- _Work to be completed_:
In full and word for word, print the data below.

+ + + +

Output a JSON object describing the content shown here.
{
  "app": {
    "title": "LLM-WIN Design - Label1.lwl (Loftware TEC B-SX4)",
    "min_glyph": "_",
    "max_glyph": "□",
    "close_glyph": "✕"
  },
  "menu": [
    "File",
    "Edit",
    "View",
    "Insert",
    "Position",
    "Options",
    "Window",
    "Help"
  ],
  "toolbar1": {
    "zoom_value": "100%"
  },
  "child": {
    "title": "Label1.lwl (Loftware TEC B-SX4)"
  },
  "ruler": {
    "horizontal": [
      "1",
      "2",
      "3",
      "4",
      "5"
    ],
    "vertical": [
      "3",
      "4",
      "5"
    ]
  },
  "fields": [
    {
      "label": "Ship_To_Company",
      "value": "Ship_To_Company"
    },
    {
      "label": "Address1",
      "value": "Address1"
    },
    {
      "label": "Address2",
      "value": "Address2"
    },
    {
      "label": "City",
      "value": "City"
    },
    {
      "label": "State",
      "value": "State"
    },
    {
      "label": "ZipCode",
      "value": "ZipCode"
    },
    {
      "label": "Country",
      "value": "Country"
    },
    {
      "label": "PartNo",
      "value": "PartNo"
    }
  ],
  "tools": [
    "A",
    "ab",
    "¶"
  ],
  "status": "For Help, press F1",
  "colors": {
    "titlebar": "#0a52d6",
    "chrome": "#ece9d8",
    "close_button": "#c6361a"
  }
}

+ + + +

- _Task solution_:
Output a JSON object describing the content shown here.
{
  "app": {
    "title": "LLM-WIN Design - Label1.lwl (Loftware TEC B-SX4)",
    "min_glyph": "_",
    "max_glyph": "□",
    "close_glyph": "✕"
  },
  "menu": [
    "File",
    "Edit",
    "View",
    "Insert",
    "Position",
    "Options",
    "Window",
    "Help"
  ],
  "toolbar1": {
    "zoom_value": "100%"
  },
  "child": {
    "title": "Label1.lwl (Loftware TEC B-SX4)"
  },
  "ruler": {
    "horizontal": [
      "1",
      "2",
      "3",
      "4",
      "5"
    ],
    "vertical": [
      "3",
      "4",
      "5"
    ]
  },
  "fields": [
    {
      "label": "Ship_To_Company",
      "value": "Ship_To_Company"
    },
    {
      "label": "Address1",
      "value": "Address1"
    },
    {
      "label": "Address2",
      "value": "Address2"
    },
    {
      "label": "City",
      "value": "City"
    },
    {
      "label": "State",
      "value": "State"
    },
    {
      "label": "ZipCode",
      "value": "ZipCode"
    },
    {
      "label": "Country",
      "value": "Country"
    },
    {
      "label": "PartNo",
      "value": "PartNo"
    }
  ],
  "tools": [
    "A",
    "ab",
    "¶"
  ],
  "status": "For Help, press F1",
  "colors": {
    "titlebar": "#0a52d6",
    "chrome": "#ece9d8",
    "close_button": "#c6361a"
  }
}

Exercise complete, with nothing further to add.